By A.J. Foyt
The Kentucky Indy 300 was one of those races where everything fell against us.
We started off strong. Vitor Meira was second in the first practice when he ran the ABC Supply car in race trim. He was able to pass cars inside and outside so we knew we had a good car for the race. The second practice he ran in qualifying trim and he dropped off a bit. We figured he was about 11th quick.
For some reason in qualifying, he didn’t have the speed he’d shown earlier. He qualified 21st out of 29 cars which was very disappointing for him and us. But Kentucky is one of those tracks where you can pass and we knew we had a good ‘race’ car so I wasn’t too worried.
When the green dropped, Vitor started making his way to the front. By the time he came in for his first pit stop, he’d worked his way up to 12th. We had a good stop under green but when he went to leave, E.J. Viso was coming into his pitbox which was right ahead of us. They almost hit but my son Larry Foyt who calls the races, stopped Vitor in time. But we had to roll him back and then send him out.
You just feel sick because he lost all those spots he’d gained plus a lot of track position. He was back to 20th and 20 laps later, the pack caught him and Dario Franchitti put him a lap down. But he did have a fast car because he tucked in behind Franchitti and the two of them pulled away from the pack!
The yellow came out for debris on the track about seven laps later. We stayed out while the cars on the lead lap pitted. Then we got the wave around the pace car so we got our lap back. Then Vitor pitted and the ABC Supply crew fueled and changed tires in 6.9 seconds. That quick stop allowed Vitor to beat the pace car to the blend line so he hustled to the back of the line in time to take the green.
Once again, he started picking cars off one at a time. In the meantime our pit stand was a prime seat for some of the action that took place in the pits which was plenty that day. Simona DeSilvestro lost control of her car exiting her pitbox and came into Viso’s pitbox where his crew had tires laid out because they were waiting for Viso to pit. Most of the guys got out of the way except the right front tire changer. He jumped up onto the sidepod of DeSilvestro’s car as she slid broadside into the pitbox. His move turned what could have been a terrible accident into just a bad accident. He had a leg injury but it could have been a lot worse.
That accident brought out the yellow. By this time Vitor was back up to 14th. He came into his pitbox and we gave him a good stop again but all hell broke out in Viso’s box. Marco Andretti was racing Graham Rahal down pit lane. Viso was ahead of Andretti and Alex Lloyd was ahead of Rahal. As Viso and Lloyd turned into their pit boxes, Andretti was between them and the three of them made contact – it looked like all three were going for the same parking space.
Vitor was ready to exit his pit box but he had nowhere to go. The crew had to pull him back and he finally got out of his box but he lost more positions instead of gaining them. He was back to 17th. Once again he started to make his way to the front and had gotten as high as 12th but when he tried to pass Danica Patrick for 11th, she ran him high, he got into the marbles and instead of gaining a position, he lost four!
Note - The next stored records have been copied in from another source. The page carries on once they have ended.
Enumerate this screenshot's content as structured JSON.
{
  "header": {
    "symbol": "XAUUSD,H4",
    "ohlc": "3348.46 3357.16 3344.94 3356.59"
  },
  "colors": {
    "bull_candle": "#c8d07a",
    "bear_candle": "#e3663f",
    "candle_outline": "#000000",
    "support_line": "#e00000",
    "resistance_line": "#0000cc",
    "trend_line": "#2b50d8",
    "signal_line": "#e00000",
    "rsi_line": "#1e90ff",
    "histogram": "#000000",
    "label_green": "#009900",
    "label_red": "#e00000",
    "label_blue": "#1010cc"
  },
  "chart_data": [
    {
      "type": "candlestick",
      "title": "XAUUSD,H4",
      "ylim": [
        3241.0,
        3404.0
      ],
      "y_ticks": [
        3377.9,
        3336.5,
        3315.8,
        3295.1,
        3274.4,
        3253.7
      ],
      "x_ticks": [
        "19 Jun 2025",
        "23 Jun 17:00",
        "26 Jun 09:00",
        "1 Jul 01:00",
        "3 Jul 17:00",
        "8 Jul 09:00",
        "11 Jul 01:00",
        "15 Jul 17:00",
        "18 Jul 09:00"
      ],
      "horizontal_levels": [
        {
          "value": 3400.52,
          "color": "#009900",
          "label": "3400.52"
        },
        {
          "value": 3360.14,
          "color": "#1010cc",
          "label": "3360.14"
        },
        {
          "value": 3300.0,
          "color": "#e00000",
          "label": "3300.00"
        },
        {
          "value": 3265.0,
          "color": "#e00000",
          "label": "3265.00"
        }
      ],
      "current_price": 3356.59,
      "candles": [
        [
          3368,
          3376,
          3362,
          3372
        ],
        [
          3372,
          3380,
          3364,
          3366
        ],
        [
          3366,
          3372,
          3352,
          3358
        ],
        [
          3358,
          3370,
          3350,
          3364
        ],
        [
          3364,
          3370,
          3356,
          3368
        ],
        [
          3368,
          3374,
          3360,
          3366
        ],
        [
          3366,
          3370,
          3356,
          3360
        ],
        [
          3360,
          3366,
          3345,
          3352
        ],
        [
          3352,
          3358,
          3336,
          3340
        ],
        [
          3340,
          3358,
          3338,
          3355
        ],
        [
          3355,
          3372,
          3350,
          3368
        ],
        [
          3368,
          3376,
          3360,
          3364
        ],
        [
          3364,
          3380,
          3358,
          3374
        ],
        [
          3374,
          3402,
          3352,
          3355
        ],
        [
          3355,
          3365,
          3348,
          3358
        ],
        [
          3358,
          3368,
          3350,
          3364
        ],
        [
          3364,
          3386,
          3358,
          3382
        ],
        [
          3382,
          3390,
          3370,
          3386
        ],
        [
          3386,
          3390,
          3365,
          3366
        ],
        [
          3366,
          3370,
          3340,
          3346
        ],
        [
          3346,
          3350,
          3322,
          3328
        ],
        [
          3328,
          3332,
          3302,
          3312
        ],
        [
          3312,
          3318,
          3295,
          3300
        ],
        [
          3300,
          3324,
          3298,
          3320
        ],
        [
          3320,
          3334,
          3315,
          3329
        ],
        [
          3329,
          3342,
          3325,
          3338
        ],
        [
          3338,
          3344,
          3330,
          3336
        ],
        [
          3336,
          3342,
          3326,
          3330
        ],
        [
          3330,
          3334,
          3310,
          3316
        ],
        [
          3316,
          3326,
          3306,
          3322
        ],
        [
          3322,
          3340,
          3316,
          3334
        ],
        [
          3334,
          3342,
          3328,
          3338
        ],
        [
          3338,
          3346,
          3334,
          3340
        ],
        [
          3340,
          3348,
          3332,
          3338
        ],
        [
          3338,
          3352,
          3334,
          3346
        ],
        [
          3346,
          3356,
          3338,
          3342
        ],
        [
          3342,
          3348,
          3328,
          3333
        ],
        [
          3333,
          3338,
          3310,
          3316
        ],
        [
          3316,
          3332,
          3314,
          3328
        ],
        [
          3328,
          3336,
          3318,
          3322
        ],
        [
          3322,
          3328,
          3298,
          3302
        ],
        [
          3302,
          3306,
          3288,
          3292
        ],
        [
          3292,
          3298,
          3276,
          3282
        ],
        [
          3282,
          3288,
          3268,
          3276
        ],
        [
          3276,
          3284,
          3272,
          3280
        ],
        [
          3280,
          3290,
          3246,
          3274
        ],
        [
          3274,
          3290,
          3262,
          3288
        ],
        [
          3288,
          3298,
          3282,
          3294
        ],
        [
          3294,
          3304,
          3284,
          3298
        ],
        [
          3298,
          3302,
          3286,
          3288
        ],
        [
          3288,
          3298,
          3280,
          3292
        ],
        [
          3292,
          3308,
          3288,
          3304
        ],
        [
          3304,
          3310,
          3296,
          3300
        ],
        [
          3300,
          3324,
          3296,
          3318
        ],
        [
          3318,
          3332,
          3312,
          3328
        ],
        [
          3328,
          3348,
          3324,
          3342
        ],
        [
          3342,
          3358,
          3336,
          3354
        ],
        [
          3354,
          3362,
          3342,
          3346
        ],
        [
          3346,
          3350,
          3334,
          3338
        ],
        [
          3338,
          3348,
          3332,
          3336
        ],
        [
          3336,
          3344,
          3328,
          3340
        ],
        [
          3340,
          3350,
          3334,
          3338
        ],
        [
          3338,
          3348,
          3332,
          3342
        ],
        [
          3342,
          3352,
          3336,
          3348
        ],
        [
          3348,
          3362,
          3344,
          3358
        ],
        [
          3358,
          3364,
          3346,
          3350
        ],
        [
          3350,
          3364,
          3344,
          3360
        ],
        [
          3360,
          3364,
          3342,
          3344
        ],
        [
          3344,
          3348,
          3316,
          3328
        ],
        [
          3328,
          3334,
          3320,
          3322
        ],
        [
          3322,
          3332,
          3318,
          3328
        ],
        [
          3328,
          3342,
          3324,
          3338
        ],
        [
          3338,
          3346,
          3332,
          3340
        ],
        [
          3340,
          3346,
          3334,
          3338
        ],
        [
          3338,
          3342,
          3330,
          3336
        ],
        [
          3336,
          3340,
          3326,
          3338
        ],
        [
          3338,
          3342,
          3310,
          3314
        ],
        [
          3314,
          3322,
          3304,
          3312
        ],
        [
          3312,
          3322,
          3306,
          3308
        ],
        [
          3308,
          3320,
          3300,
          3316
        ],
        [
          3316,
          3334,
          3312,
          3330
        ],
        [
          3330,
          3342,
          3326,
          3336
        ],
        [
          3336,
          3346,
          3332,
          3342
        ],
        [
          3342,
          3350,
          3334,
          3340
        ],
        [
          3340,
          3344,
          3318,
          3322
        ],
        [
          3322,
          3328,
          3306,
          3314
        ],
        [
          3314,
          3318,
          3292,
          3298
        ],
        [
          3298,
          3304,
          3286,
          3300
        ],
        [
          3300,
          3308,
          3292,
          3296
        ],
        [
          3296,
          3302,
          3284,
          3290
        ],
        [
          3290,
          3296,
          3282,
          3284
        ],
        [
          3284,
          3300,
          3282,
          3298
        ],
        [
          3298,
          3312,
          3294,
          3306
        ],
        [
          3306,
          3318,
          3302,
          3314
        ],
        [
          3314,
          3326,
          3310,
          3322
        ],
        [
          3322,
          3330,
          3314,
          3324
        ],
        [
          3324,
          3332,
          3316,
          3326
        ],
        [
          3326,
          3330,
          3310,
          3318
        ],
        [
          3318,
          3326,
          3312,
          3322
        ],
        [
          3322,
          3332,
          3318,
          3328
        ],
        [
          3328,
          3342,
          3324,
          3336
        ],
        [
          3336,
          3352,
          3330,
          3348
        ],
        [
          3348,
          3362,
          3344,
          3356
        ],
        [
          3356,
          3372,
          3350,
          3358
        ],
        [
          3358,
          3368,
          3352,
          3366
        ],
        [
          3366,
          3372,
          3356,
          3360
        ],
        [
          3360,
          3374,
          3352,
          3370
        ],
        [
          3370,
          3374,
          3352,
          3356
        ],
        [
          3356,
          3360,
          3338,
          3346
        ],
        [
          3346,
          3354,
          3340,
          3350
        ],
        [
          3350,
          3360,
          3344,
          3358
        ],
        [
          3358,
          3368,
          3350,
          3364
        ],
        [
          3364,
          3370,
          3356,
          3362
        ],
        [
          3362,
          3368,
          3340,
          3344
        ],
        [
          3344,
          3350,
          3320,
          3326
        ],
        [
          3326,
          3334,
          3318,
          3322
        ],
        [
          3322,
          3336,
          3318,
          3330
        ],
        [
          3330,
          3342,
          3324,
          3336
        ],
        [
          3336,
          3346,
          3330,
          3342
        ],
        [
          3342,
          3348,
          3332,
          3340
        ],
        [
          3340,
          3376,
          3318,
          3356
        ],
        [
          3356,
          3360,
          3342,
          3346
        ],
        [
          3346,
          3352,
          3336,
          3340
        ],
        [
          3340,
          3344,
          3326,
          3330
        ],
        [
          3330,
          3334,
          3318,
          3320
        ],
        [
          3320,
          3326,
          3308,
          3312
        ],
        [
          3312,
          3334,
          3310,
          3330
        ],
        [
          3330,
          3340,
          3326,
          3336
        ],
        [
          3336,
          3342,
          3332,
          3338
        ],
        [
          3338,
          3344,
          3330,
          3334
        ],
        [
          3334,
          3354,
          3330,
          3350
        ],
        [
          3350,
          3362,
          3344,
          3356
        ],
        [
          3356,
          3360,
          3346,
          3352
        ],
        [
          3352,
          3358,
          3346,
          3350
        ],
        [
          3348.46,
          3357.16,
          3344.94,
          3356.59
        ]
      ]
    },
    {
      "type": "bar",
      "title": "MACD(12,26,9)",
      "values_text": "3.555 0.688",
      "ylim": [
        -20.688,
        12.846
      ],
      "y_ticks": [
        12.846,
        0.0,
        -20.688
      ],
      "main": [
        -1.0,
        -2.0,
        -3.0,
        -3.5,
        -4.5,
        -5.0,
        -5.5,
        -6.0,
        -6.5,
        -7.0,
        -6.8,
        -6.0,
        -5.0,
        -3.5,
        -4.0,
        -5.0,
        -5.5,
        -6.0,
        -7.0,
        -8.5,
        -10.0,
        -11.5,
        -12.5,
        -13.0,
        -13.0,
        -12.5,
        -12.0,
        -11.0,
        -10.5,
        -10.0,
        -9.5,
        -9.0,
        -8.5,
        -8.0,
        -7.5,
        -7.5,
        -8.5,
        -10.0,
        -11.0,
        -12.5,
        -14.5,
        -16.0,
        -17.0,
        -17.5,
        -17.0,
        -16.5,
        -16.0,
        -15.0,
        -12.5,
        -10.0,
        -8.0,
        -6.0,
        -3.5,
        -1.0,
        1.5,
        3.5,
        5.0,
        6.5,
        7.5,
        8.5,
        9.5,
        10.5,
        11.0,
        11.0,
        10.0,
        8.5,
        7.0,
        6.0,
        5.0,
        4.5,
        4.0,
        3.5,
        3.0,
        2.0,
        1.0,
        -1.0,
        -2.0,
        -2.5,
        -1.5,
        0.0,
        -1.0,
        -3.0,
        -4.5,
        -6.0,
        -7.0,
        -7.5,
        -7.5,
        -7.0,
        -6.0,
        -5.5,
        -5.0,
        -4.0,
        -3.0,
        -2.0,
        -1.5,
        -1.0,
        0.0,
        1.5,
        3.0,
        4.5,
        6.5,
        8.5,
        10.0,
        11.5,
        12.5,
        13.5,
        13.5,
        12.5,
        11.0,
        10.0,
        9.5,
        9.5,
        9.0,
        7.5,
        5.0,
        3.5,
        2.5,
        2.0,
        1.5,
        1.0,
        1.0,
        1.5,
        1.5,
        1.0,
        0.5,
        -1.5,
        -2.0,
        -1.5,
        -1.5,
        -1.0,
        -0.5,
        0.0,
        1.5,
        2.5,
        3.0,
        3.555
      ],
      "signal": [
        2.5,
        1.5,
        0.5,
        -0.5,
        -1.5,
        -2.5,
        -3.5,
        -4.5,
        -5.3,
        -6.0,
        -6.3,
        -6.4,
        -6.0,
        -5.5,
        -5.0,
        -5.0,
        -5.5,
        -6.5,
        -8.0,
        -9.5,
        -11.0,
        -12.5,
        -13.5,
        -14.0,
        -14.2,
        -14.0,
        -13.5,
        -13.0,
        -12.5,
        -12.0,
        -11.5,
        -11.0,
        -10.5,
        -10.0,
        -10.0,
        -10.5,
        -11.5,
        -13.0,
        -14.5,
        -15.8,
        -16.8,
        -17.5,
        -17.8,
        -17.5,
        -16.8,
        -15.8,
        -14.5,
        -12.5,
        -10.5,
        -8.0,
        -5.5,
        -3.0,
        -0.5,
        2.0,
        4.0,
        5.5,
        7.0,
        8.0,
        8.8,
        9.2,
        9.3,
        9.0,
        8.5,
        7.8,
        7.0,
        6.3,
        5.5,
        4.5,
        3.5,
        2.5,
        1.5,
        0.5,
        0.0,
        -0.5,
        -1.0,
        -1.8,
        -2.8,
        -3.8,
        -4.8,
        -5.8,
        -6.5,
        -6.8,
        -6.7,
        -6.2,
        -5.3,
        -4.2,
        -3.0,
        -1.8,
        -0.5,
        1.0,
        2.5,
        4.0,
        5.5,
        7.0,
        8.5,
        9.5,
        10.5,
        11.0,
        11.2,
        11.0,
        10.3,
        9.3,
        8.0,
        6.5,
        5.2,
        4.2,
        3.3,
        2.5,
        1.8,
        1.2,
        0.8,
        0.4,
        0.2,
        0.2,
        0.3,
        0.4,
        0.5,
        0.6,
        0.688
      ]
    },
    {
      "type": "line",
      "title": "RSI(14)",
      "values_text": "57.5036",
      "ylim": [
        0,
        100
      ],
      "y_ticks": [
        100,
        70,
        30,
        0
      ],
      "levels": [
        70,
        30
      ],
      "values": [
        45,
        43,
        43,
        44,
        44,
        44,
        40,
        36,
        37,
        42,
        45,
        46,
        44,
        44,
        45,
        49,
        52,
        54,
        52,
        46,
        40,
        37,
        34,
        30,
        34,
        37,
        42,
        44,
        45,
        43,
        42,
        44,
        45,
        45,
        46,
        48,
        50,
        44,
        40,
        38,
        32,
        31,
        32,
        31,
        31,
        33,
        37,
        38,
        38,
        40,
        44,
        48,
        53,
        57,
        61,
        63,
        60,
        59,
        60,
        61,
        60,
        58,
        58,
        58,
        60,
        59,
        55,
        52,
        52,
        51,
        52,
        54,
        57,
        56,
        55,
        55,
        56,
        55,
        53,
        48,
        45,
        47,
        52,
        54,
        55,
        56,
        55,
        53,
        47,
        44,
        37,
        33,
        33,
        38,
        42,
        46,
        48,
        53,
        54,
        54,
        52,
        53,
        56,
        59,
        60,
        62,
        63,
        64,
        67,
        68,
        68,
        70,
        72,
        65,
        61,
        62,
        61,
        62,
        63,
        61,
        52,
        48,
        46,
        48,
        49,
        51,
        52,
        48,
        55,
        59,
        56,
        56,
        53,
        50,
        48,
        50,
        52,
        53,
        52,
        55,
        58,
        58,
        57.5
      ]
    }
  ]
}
On lap 166, the yellow came out for Ana Beatriz’s crash in turn 4-she was okay-and he was back up to 15th. But in the final stint he dropped back to 17th, he couldn’t pass in the pack but once the cars strung out, he could race them down. With three laps to go, he passed Tony Kanaan for 16th.
It was a disappointing race for us because the car was fast--Vitor had the fifth quickest lap in the race. It felt like every time we moved forward one step, things happened to put us back two. At least we know the ABC Supply car will be fast at Las Vegas Motor Speedway which is another 1.5 mile banked track like Kentucky.
I’d like to congratulate Ed Carpenter and his team owner Sarah Fisher on winning their first race together! Ed drove a helluva race beating Franchitti across the finish line by inches. The last 20 laps these guys were trading the lead back and forth—the fans were on their feet watching this fight at over 216 miles per hour. I can tell you there is nothing that compares to winning a race like that. It is the best feeling in the world.
We have a weekend off before we head to Las Vegas for our final race of the year and final race for the current Dallara Indy car and Honda engine. There will be a record 34 cars at that race. If everyone qualifies without any problems, we will be starting more cars than we do in the Indianapolis 500 on a track that is a mile shorter in length.
I hope the fans turn out for this one. The IZOD IndyCar championship is on the line because point leader Will Power had problems in Kentucky which gave the lead back to Franchitti. If you can’t be there in person, tune in on Sunday, Oct. 16th for the race which will be broadcast on ABC starting at 3:30 p.m. Eastern Time.
It will be a no-holds-barred fight—just like you’d expect in Las Vegas!